**Prompt**
Determine how many lines in these records hold "https". Only the number is wanted.

**Available data**
§ §
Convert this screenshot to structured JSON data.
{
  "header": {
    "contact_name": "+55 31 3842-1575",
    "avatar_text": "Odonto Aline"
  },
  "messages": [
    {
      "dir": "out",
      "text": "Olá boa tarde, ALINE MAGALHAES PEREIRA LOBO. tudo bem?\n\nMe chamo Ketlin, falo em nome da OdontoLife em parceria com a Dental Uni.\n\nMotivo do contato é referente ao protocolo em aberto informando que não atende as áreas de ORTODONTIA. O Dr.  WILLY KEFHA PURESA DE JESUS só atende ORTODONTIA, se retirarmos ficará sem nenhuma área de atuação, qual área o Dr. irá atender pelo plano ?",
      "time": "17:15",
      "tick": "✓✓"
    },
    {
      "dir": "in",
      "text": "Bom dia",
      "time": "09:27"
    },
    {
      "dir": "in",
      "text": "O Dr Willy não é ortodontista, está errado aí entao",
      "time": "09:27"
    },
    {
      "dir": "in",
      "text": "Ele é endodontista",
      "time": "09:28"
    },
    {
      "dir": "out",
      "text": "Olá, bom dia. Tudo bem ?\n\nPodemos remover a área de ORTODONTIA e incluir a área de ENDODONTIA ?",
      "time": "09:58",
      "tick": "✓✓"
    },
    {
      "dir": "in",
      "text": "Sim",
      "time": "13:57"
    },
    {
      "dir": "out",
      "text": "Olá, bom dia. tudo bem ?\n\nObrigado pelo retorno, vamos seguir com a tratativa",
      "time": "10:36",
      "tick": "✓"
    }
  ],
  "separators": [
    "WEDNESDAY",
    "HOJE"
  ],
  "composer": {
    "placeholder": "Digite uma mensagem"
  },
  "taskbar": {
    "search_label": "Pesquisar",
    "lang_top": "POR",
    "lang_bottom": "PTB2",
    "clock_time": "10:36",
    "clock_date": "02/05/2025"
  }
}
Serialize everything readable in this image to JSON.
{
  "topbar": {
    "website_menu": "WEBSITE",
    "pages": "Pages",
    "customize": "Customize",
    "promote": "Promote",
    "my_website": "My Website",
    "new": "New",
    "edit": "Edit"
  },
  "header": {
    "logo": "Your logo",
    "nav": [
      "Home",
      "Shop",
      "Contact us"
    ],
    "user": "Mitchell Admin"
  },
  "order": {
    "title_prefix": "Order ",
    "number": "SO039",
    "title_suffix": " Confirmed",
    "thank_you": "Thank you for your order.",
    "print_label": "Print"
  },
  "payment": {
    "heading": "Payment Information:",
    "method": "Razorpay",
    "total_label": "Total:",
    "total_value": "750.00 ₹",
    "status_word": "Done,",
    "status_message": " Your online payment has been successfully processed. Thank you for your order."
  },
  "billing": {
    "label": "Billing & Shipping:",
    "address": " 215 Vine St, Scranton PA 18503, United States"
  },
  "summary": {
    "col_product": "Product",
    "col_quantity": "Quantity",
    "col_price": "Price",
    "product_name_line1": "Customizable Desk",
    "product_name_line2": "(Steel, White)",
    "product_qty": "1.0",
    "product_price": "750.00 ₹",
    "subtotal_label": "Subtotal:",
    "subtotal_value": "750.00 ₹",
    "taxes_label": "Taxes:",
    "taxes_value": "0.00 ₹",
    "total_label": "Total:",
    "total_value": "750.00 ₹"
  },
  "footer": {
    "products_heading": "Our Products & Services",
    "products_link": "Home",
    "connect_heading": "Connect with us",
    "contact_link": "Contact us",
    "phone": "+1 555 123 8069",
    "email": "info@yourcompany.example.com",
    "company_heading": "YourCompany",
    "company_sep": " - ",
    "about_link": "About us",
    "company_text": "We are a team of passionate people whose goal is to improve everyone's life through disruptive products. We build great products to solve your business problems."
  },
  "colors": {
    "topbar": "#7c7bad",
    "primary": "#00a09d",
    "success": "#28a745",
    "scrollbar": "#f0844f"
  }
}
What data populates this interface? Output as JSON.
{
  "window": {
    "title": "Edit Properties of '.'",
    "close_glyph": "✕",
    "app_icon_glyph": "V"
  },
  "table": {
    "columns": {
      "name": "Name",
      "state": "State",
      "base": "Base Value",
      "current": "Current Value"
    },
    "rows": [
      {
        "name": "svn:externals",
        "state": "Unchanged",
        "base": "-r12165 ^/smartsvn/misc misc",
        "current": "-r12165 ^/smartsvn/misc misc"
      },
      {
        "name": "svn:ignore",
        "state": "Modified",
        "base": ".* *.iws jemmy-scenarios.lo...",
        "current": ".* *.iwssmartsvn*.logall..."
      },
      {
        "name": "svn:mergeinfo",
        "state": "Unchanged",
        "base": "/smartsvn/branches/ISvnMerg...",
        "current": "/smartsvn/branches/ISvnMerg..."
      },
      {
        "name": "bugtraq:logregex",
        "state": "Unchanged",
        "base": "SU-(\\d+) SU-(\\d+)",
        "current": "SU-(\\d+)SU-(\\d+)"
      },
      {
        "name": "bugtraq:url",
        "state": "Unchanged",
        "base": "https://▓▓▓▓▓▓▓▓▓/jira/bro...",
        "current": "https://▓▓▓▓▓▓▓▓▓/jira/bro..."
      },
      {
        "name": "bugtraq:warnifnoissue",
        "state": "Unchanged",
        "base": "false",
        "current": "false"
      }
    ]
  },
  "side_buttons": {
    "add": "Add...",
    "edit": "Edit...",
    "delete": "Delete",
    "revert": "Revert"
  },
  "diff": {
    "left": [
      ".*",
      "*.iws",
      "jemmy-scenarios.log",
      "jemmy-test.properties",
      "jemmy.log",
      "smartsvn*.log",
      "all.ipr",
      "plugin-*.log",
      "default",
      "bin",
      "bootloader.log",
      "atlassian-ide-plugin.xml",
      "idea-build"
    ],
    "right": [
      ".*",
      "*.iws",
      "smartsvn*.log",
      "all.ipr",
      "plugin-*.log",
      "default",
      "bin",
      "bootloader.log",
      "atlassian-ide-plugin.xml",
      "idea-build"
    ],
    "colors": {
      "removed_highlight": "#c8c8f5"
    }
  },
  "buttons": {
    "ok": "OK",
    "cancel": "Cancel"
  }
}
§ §
**Result of this exercise**
2